"It's a command center that I can set up immediately on scene. It's a command center - I don't have to wait on a truck to get there, I don't have to wait on assets to come from other places," said Corporal Billy Hall, with the Loudon County Sheriff's Office.

Inside is a red binder with response plans for all types of emergencies including fires, tornadoes and active shooters. The board also has evacuation routes and maps of the building -

"That way if we're bringing in somebody from out of county, like for instance if we bring in the Blount County Swat Team if we have - God forbid - an active shooter or something. We can say, he's in this part of the building, he was last seen in front of window number 6. They can look at a map and know exactly where window number 6 is," said Hall.

"It's a good thing because you know, sometimes you don't know what to do or how to do it. And it'll help people just be able to hit it and get out on time," said Courtney Perkins, whose brother attends elementary school in Loudon County.

The command boards go hand-in-hand with go-packs, which are in every Loudon County elementary and middle school classroom. The go-packs have first aid kits and the same emergency response binders.

"So when we do have to have an emergency response, both the teachers and the officers are on the same page," said Mike Garren, assistant director of Loudon County Schools.

"We can basically say, "Okay, we know that students are going to be evacuating off this side of the school because the teachers have the same evacuation plan as we have in this board," said Hall.

The command boards and go-packs also have colored pages, so teachers and emergency responders can communicate without talking.

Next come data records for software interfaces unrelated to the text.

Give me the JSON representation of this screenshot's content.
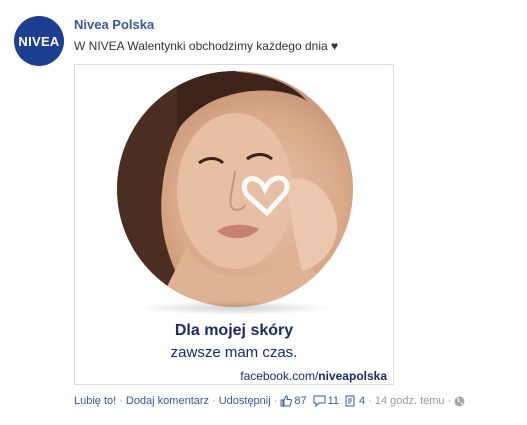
{
  "post": {
    "avatar_text": "NIVEA",
    "page_name": "Nivea Polska",
    "text": "W NIVEA Walentynki obchodzimy każdego dnia ♥"
  },
  "image": {
    "slogan_line1": "Dla mojej skóry",
    "slogan_line2": "zawsze mam czas.",
    "url_prefix": "facebook.com/",
    "url_bold": "niveapolska"
  },
  "actions": {
    "like": "Lubię to!",
    "comment": "Dodaj komentarz",
    "share": "Udostępnij",
    "likes_count": "87",
    "comments_count": "11",
    "shares_count": "4",
    "time": "14 godz. temu"
  },
  "icons": {
    "like": "thumbs-up-icon",
    "comment": "comment-bubble-icon",
    "share": "share-doc-icon",
    "privacy": "globe-icon"
  },
  "colors": {
    "brand": "#1c3f91",
    "link": "#3b5998",
    "slogan": "#1c2a6b"
  }
}
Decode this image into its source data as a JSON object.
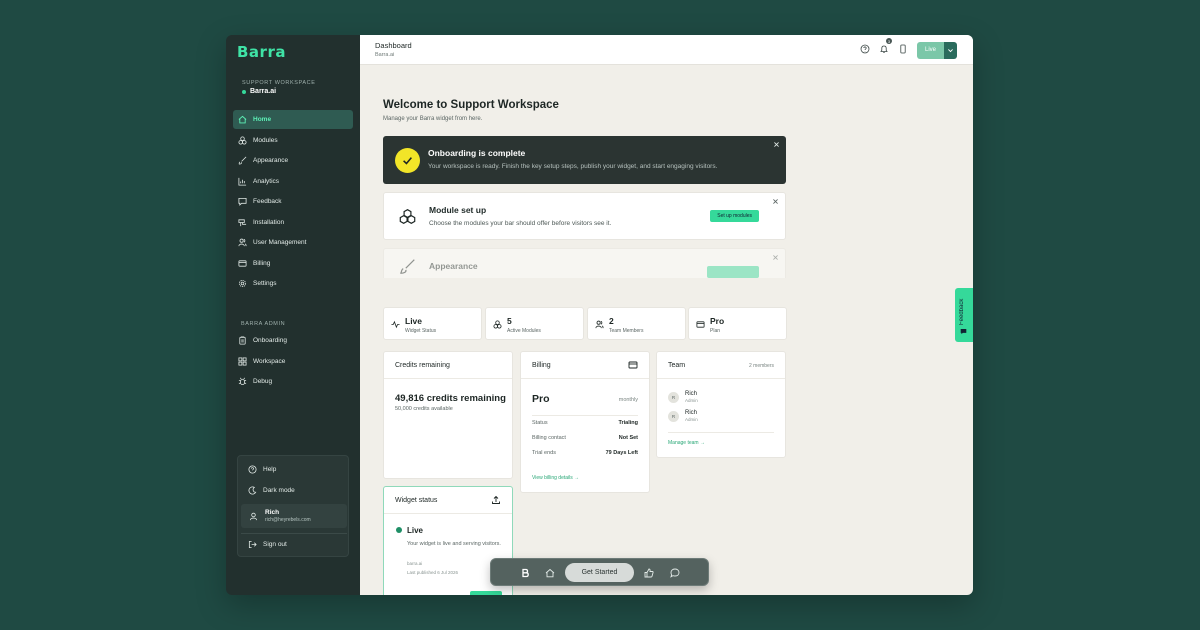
{
  "colors": {
    "accent": "#35d99a",
    "sidebar_bg": "#22302e",
    "page_bg": "#1f4a43",
    "main_bg": "#f1efe9"
  },
  "sidebar": {
    "logo": "Barra",
    "workspace_label": "SUPPORT WORKSPACE",
    "workspace_name": "Barra.ai",
    "items": [
      {
        "label": "Home",
        "icon": "home-icon",
        "active": true
      },
      {
        "label": "Modules",
        "icon": "modules-icon"
      },
      {
        "label": "Appearance",
        "icon": "brush-icon"
      },
      {
        "label": "Analytics",
        "icon": "chart-icon"
      },
      {
        "label": "Feedback",
        "icon": "chat-icon"
      },
      {
        "label": "Installation",
        "icon": "install-icon"
      },
      {
        "label": "User Management",
        "icon": "users-icon"
      },
      {
        "label": "Billing",
        "icon": "card-icon"
      },
      {
        "label": "Settings",
        "icon": "gear-icon"
      }
    ],
    "admin_label": "BARRA ADMIN",
    "admin_items": [
      {
        "label": "Onboarding",
        "icon": "clipboard-icon"
      },
      {
        "label": "Workspace",
        "icon": "grid-icon"
      },
      {
        "label": "Debug",
        "icon": "bug-icon"
      }
    ],
    "footer": {
      "help": "Help",
      "dark_mode": "Dark mode",
      "user_name": "Rich",
      "user_email": "rich@heyrebels.com",
      "sign_out": "Sign out"
    }
  },
  "topbar": {
    "title": "Dashboard",
    "subtitle": "Barra.ai",
    "notification_count": "3",
    "live_label": "Live"
  },
  "welcome": {
    "title": "Welcome to Support Workspace",
    "subtitle": "Manage your Barra widget from here."
  },
  "banners": {
    "onboarding": {
      "title": "Onboarding is complete",
      "text": "Your workspace is ready. Finish the key setup steps, publish your widget, and start engaging visitors."
    },
    "modules": {
      "title": "Module set up",
      "text": "Choose the modules your bar should offer before visitors see it.",
      "button": "Set up modules"
    },
    "appearance": {
      "title": "Appearance"
    }
  },
  "stats": [
    {
      "value": "Live",
      "label": "Widget Status",
      "icon": "pulse-icon"
    },
    {
      "value": "5",
      "label": "Active Modules",
      "icon": "modules-icon"
    },
    {
      "value": "2",
      "label": "Team Members",
      "icon": "users-icon"
    },
    {
      "value": "Pro",
      "label": "Plan",
      "icon": "card-icon"
    }
  ],
  "credits": {
    "title": "Credits remaining",
    "remaining": "49,816 credits remaining",
    "available": "50,000 credits available"
  },
  "billing": {
    "title": "Billing",
    "plan": "Pro",
    "cycle": "monthly",
    "rows": [
      {
        "label": "Status",
        "value": "Trialing"
      },
      {
        "label": "Billing contact",
        "value": "Not Set"
      },
      {
        "label": "Trial ends",
        "value": "79 Days Left"
      }
    ],
    "link": "View billing details →"
  },
  "team": {
    "title": "Team",
    "count": "2 members",
    "members": [
      {
        "initial": "R",
        "name": "Rich",
        "role": "Admin"
      },
      {
        "initial": "R",
        "name": "Rich",
        "role": "Admin"
      }
    ],
    "link": "Manage team →"
  },
  "widget_status": {
    "title": "Widget status",
    "status": "Live",
    "text": "Your widget is live and serving visitors.",
    "domain": "barra.ai",
    "published": "Last published 6 Jul 2026"
  },
  "dock": {
    "cta": "Get Started"
  },
  "feedback_tab": {
    "label": "Feedback"
  }
}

A Homeland Security grant paid for the command boards. Donations paid for the go-packs, which are still needed in the county's two high schools. The additional go-packs will cost about $10,000 - if you can help, call the Loudon County Sheriff's Office at (865) 986-4823.